Staging is a description used to indicate the size of a cancerous tumor and whether it has spread. If you have been told you have Stage 1 gastric cancer, this means that the cancer is under the stomach lining and has not spread into the stomach wall. When the cancer is limited to the stomach lining, and has not reached nearby lymph nodes, it's referred to as Stage 1A cancer. When the cancer has spread to 1-6 lymph nearby nodes or into the muscle wall of the stomach, it's called Stage 1B cancer.
Staging for gastric cancer is based on the results of several tests. Most patients undergo a routine chest X-ray examination and a barium swallow performed under fluoroscopy (direct X-ray examination). You would also have computerized tomography (CT) scans of your chest, upper abdomen and possibly the neck.
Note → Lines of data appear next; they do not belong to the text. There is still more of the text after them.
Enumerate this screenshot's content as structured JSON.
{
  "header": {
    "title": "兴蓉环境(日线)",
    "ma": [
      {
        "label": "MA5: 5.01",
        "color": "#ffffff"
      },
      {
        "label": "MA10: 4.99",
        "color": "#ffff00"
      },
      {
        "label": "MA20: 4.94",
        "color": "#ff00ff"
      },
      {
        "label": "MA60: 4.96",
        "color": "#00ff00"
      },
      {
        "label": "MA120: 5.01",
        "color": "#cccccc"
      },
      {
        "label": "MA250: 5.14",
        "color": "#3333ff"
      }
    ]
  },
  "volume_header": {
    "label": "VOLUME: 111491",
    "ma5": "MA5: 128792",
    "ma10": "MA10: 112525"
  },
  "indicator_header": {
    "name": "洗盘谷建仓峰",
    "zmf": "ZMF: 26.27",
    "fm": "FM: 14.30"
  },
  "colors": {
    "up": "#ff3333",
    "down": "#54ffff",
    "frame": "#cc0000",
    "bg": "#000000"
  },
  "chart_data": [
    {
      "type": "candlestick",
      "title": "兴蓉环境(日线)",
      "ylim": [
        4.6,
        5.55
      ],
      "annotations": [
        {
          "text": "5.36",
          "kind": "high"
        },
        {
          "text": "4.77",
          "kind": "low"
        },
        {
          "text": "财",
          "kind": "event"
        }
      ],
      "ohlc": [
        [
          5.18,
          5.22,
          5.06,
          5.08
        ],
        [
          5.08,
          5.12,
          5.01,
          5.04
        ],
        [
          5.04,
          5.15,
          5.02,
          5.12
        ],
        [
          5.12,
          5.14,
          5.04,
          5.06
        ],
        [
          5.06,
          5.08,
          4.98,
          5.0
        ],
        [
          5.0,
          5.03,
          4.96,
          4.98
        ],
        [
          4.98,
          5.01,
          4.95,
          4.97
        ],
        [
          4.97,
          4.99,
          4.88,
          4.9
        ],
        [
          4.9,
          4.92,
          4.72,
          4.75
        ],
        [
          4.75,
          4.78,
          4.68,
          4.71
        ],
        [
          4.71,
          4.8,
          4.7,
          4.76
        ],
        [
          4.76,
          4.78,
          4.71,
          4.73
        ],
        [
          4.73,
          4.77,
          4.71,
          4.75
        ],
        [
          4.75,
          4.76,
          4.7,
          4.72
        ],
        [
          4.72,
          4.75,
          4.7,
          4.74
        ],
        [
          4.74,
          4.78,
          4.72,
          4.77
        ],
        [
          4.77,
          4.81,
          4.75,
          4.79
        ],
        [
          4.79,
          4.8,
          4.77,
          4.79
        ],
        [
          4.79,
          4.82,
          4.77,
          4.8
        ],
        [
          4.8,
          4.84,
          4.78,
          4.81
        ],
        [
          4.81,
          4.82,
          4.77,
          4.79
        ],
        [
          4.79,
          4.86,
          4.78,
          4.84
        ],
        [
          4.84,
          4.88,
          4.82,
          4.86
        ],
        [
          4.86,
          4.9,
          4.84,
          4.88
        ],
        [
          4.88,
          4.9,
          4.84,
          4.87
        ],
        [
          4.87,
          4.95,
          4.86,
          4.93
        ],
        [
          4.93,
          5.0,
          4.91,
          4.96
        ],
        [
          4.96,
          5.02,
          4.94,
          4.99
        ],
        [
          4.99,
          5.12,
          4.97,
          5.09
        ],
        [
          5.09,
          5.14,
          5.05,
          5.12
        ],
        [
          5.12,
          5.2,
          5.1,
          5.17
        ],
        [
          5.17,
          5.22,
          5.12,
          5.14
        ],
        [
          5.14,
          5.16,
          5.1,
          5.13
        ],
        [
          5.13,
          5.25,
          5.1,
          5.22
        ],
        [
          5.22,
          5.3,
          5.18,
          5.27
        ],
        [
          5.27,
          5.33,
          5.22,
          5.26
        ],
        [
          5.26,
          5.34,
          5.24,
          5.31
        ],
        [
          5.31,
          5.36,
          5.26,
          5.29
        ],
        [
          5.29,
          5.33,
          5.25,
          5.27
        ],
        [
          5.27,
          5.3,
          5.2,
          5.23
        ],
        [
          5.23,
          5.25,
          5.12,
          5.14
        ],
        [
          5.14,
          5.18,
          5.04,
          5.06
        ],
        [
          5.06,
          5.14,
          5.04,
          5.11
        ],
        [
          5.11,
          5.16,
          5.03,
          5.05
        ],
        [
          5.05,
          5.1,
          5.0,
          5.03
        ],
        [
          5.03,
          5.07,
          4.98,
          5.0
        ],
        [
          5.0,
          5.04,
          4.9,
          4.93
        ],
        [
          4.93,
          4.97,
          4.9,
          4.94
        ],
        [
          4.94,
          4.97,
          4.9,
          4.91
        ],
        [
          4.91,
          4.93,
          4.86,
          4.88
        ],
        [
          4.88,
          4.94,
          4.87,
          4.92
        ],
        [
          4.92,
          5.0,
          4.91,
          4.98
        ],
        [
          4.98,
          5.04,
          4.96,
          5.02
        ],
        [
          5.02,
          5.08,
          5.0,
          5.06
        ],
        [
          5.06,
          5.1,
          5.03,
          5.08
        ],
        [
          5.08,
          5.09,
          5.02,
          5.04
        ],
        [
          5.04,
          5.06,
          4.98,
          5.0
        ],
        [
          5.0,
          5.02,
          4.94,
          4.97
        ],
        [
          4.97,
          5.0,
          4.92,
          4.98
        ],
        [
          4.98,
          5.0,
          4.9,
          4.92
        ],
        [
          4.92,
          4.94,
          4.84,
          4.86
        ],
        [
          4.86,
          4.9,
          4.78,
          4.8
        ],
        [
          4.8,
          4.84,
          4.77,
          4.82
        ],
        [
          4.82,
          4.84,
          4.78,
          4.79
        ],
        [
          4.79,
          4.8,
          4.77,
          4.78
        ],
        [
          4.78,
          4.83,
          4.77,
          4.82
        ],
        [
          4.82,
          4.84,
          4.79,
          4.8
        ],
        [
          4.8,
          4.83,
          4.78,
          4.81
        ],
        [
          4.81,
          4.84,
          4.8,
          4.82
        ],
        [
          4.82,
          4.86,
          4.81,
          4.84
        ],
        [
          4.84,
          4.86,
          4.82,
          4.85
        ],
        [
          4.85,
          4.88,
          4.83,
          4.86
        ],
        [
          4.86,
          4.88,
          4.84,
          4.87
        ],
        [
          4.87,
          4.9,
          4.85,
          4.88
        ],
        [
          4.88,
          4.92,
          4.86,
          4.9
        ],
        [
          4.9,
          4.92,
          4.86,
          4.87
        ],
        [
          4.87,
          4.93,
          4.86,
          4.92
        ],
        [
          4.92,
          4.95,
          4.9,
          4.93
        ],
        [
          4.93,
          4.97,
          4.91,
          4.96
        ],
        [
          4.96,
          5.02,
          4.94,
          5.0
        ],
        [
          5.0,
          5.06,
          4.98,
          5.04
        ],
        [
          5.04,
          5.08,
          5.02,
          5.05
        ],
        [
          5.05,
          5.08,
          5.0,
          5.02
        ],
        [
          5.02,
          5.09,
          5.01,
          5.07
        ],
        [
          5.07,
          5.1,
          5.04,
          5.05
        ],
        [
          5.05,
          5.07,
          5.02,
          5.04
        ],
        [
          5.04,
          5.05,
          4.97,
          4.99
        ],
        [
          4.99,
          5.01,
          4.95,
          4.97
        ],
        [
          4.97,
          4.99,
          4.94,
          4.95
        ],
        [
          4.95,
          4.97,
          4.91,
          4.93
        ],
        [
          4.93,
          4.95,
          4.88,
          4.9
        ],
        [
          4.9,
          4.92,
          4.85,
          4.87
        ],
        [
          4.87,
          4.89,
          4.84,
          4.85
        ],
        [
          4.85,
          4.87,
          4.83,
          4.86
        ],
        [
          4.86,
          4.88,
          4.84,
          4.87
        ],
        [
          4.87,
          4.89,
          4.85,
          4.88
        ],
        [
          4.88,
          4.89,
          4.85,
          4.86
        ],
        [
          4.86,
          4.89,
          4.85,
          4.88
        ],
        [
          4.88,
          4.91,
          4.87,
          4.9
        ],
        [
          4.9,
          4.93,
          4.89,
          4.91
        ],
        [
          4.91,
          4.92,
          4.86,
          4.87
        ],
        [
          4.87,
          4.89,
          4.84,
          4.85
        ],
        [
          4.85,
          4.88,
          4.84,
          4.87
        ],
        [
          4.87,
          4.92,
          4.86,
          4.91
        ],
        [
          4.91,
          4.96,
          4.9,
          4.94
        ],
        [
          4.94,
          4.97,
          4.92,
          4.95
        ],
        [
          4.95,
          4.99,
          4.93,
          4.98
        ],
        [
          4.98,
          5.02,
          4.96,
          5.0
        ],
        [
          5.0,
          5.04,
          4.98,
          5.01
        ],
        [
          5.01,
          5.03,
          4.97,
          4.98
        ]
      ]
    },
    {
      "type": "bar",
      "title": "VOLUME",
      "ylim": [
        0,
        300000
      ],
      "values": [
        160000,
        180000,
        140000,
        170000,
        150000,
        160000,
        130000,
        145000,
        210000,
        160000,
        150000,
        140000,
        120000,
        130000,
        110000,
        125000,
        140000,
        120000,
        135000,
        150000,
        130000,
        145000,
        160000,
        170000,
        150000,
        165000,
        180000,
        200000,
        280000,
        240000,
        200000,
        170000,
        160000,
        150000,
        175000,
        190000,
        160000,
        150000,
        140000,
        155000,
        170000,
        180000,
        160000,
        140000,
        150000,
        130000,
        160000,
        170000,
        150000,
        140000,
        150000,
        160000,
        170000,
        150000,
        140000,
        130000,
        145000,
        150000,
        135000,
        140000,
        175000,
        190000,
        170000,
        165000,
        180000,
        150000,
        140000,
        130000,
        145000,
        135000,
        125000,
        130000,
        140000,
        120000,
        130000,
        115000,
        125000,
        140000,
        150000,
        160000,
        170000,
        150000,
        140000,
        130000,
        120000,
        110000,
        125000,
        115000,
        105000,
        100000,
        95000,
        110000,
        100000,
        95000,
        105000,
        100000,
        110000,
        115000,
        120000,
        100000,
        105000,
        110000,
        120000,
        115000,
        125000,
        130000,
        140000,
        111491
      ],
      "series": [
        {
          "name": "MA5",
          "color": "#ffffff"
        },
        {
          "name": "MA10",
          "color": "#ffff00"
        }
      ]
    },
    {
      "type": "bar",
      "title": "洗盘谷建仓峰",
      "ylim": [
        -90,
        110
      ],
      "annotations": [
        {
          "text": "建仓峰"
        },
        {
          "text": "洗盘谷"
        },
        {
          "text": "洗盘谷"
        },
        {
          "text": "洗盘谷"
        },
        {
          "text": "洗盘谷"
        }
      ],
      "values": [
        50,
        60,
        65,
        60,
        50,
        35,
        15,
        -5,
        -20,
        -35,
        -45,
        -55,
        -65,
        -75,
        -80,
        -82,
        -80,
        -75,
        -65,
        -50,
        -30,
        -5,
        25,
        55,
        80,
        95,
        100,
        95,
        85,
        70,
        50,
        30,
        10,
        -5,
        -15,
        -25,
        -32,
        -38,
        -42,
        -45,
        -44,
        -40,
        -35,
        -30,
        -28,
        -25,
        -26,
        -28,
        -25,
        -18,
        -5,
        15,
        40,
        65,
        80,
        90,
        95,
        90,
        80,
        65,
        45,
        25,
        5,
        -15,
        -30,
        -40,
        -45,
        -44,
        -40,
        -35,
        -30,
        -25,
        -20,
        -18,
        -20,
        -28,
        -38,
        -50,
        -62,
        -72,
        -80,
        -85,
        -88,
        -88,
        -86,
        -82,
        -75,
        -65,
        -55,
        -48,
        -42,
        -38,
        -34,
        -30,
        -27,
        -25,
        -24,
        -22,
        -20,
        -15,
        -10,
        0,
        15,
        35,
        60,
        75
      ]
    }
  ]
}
Other tests include:
- Gastroscopy, an examination performed through an endoscope, a flexible tube inserted through the esophagus that allows the physician to visualize, photograph and biopsy, or sample, the cancer.
- Endosonography, an ultrasound test performed through an endoscope. Ultrasound tests use sound waves to detect different densities of tissue, including cancer. Endosonography can detect spread of cancer into various layers of the stomach, adjacent organs and lymph nodes.
- Laparoscopy is a procedure that involves the insertion of an endoscope through a small incision in the abdomen. Ultrasonography can be performed through the laparoscope, improving the accuracy of diagnosis. Another procedure, called peritoneal lavage, involves the infusion of fluid into the abdomen and can increase the accuracy of diagnosis of peritoneal spread.
- Positron Emission Tomography (PET): Positron emission tomography (PET) scanning may be used to detect cancer in lymph nodes.
Treatment for Stage 1 gastric cancer can vary from person to person, based on a number of factors, including the size, location, extent of the tumor and your overall health. Your team of WellStar cancer specialists, which includes specialists in medical oncology, surgery, radiation oncology, radiology and pathology, will evaluate these factors. These experts will work together to formulate a personalized treatment plan consistent with the highest standards of care. Your treatment options may include one or a combination of methods to control and eliminate the cancer:
- Surgery to eliminate all cancer by removing part of the stomach, a procedure called a subtotal gastrectomy as well as any associated lymph nodes, a surgery called lymphadenectomy.
- Surgery to remove the entire stomach and parts of the esophagus, the small intestine, pancreas and other tissue near the tumor, called a total gastrectomy, as well as any associated lymph nodes.
- Chemotherapy, using chemicals to treat the cancer, may be used before surgery to reduce the size of a tumor or, more commonly, following surgery.
- Radiation therapy uses high doses of X-rays to kill cancer cells and shrink tumors.
In cases where surgery is not an option, chemotherapy and radiation can improve symptoms but it's unlikely they will cure the cancer.
Treatment After Surgery
There is a possibility that, while treatments like surgery for stage 1 gastric cancer initially appear to be successful, small, undetectable amounts of cancer may have spread into the lymph nodes. These undetectable areas of cancer, called micrometastases can cause the cancer to reoccur after treatment with surgery alone. Cancer that returns after treatment is called recurrent cancer.
Treatment to cleanse the body of these micrometastases is calledadjuvant therapy. Adjuvant therapy is considered the standard treatment for patients with gastric cancer for whom all detectable cancer can first be removed by surgery. Adjuvant therapy for post surgical treatment of gastric cancer may include chemotherapy, radiation therapy and/or biological therapy. While both chemotherapy and biological therapy fight cancer, they work in different ways. Chemotherapy attacks cancer directly, while biological therapy helps your immune system fight cancer.
WellStar is advancing cancer treatment by studying effectiveness of new anti-cancer drugs and therapies through clinical trials. In cases of recurrent cancer, clinical trials may be an effective option for treatment. Ask your WellStar oncologist for more information about becoming a candidate for current clinical trials.